This week, doctors saved a baby using a device made on a three-dimensional printer, NASA announced it is investing in 3D food-printing technology and a U.S. company was forced to remove plans for a working 3D printable handgun from its website.

In short, the technology that was virtually unheard of a couple of years ago -- except among ultra-nerdy tech circles and in sci-fi book clubs -- is now making headlines around the world on an almost daily basis.

So what is it exactly?

Three-dimensional printing -- and many insiders prefer the term "making" in order to differentiate from the traditional idea of printing -- is at its most basic level the process of creating a digital 3D design, then slicing that design into layers and printing those layers one at a time until the final product takes shape.

Everything from the soles of running shoes to a new coffee cup can be made using this technique.

How does it work?

Three-dimensional printers typically use rolls of acrylic, ABS or metal as the raw material which is then fed into the machine.

Guided by computer-assisted design software (CAD), the printers melt down that raw material and repurpose it into solid objects by depositing droplets one layer at a time.

That material is then melded into shape using a precision laser, following the specifications set out in the CAD drawing.

As these layers -- which can be microscopically thin -- add up, the 3D object slowly takes shape.

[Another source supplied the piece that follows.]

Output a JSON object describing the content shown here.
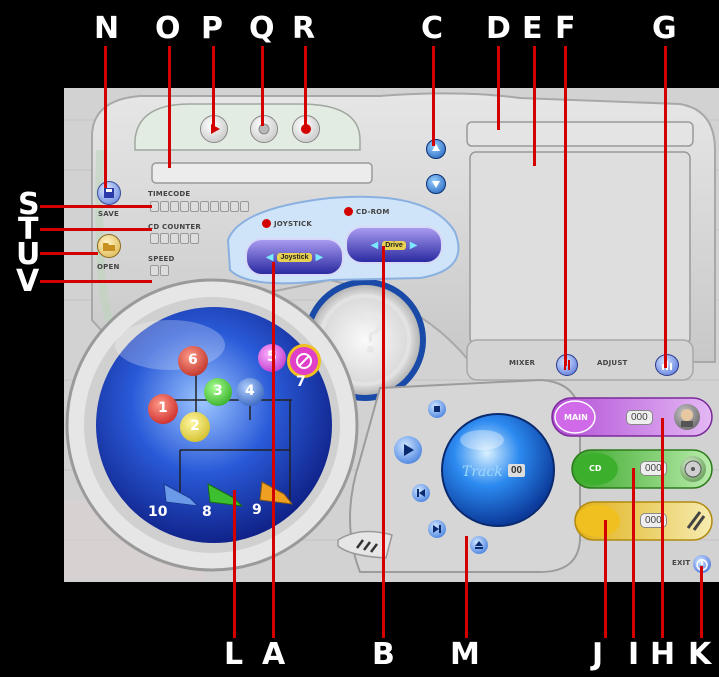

When they were first invented 30 years ago, the original models of these machines were large, expensive and could only be operated by experts. But several companies are now producing hobbyist-sized versions that can be purchased for around $1,000 dollars and used at home by "makers."

What are the advantages of 3D printing over traditional manufacturing?

Traditional manufacturing typically requires large blocks of material such as steel, which is then cut away using a CNC machine or a lathe to create the final product. As a result there is a much larger amount of waste than with 3D printing, which leaves behind almost no waste material whatsoever.

Other traditional forms of manufacturing, such as tool and die, require forms to be built which then hold the liquid raw material as it is poured in and allowed to cool -- a process that typically requires large machinery, workshops and assembly-line support.

Three-dimensional printing, by contrast, can be done in anyone's garage or basement, often with a microwave-sized device.

And unlike massive robotic assembly-line machinery, which needs to be retooled every time a new product is introduced, 3D printers can adjust to a new product-line just as fast as new software is introduced.

As a result, some experts have compared the advent of the 3D printer to the invention of the home computer or the online search engine -- forecasting that it will change the world of manufacturing.

How can I get one?

Hobbyist-sized versions can be purchased directly from manufacturers such as Cubify and MakerBot, and Staples announced it will begin selling 3D printers on its website and eventually in stores.

Stratasys offers a range of printers from desktop models to commercial sized units designed for serious manufacturing.